British prosecutors say former Russian spy Andrei Lugovoi should be charged with the murder of one-time Russian intelligence officer Alexander Litvinenko, who died in London after being poisoned last year. For VOA, Tom Rivers reports from the British capital.

Based upon files compiled by Scotland Yard's counter-terrorism department, Britain's Crown Prosecution Service, or CPS, has recommended that a former Russian intelligence officer should face trial in the death of Alexander Litvinenko.

Litvinenko was also a former member of the FSB, the successor to the KGB, and a strong critic of President Vladimir Putin.
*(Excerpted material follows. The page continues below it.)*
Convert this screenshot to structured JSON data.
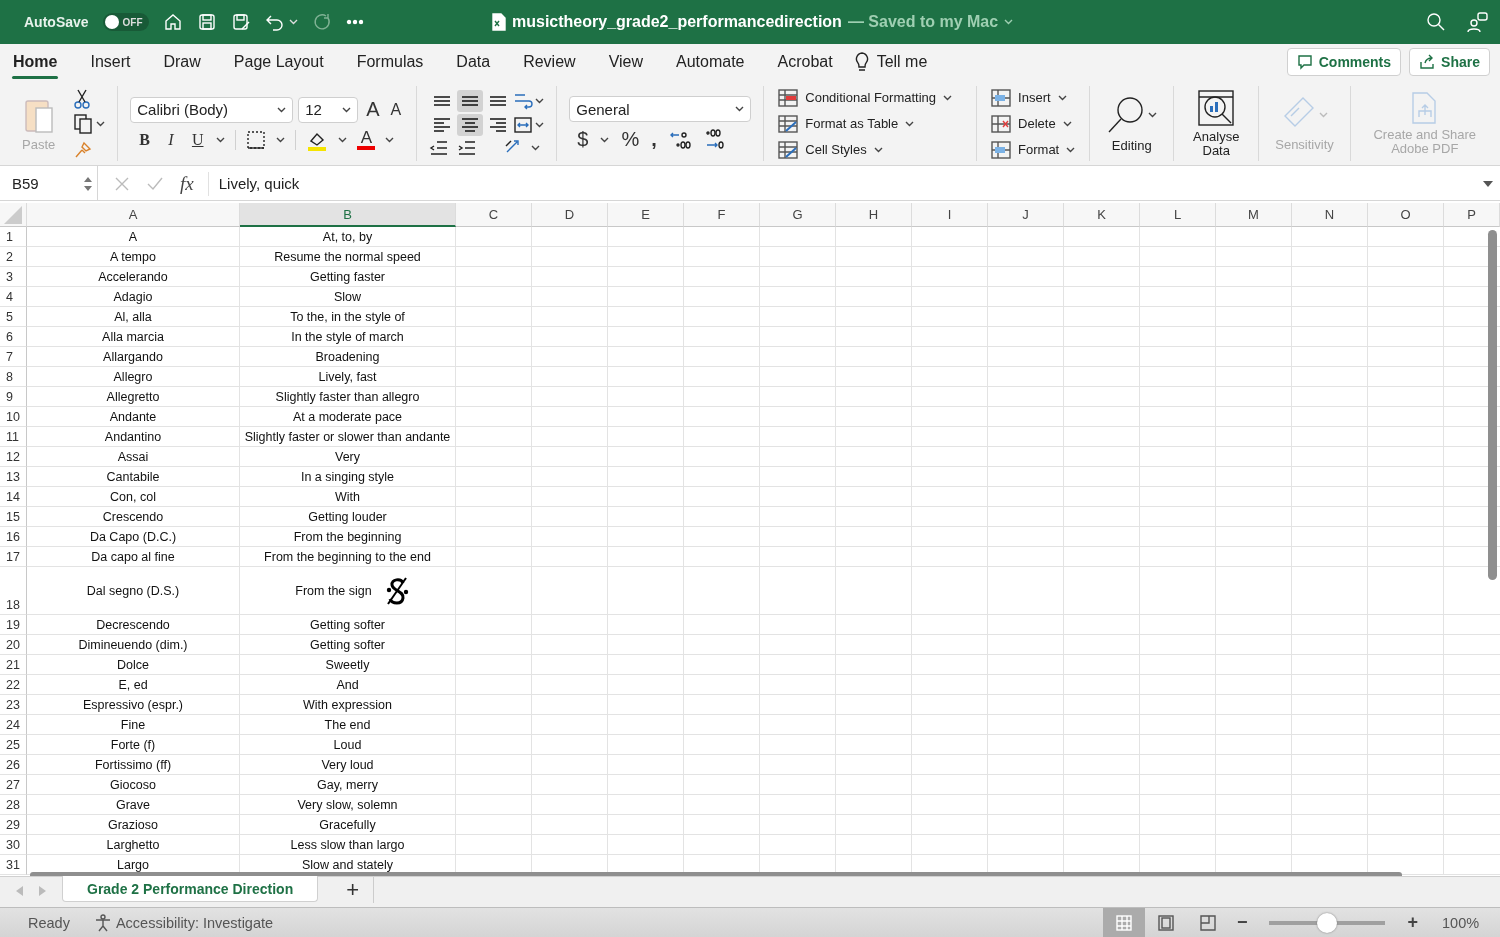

He was believed to have been poisoned with the radioactive isotope polonium-210 on November 1. He died in a London hospital three weeks later.

Chief prosecutor Ken MacDonald says, after consultation with the government's Attorney General, he has decided to formally ask for a trial process to move forward.
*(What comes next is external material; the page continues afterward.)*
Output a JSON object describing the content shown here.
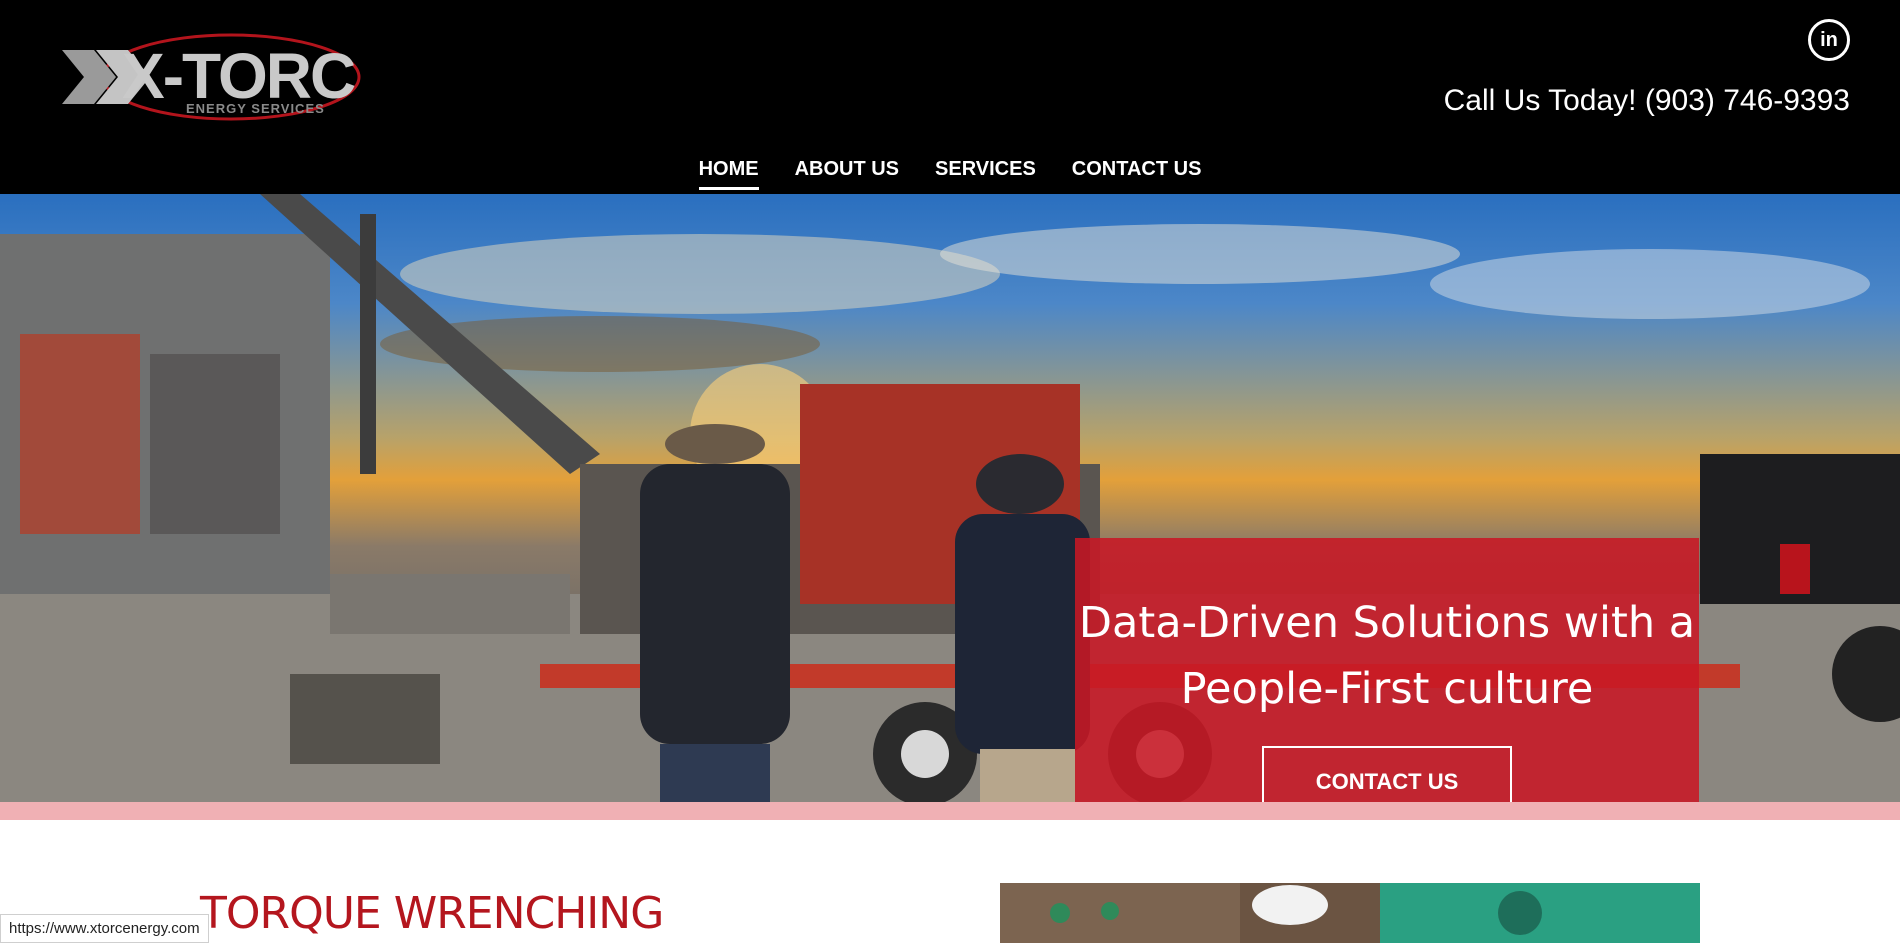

"I have today concluded that the evidence sent to us by the police is sufficient to charge Andrei Lugovoi with the murder of Alexander Litvinenko by deliberate poisoning," he said. "I have further concluded that the prosecution of this case would clearly be in the public interest."

Since no extradition treaty exists between London and Moscow, it is hard to see how such a trial will ever take place. Regardless, MacDonald has instructed his team to proceed.

"I have instructed CPS [Crown Prosecution Service] lawyers to take immediate steps to seek the early extradition of Andrei Lugovoi from Russia to the United Kingdom so that he may be charged here with murder and brought swiftly before a court in London to be prosecuted for this extraordinarily grave crime," said MacDonald.

British Foreign Secretary Margaret Beckett has told the Russian ambassador to London that she expects full compliance.

But a source at the Russian Prosecutor General's office in Moscow says it would be against the Russian constitution to extradite a citizen to a foreign state and so Andrei Lugovoi will not be handed over.

For his part, Lugovoi has maintained he is innocent and has accused the British media of demonizing him.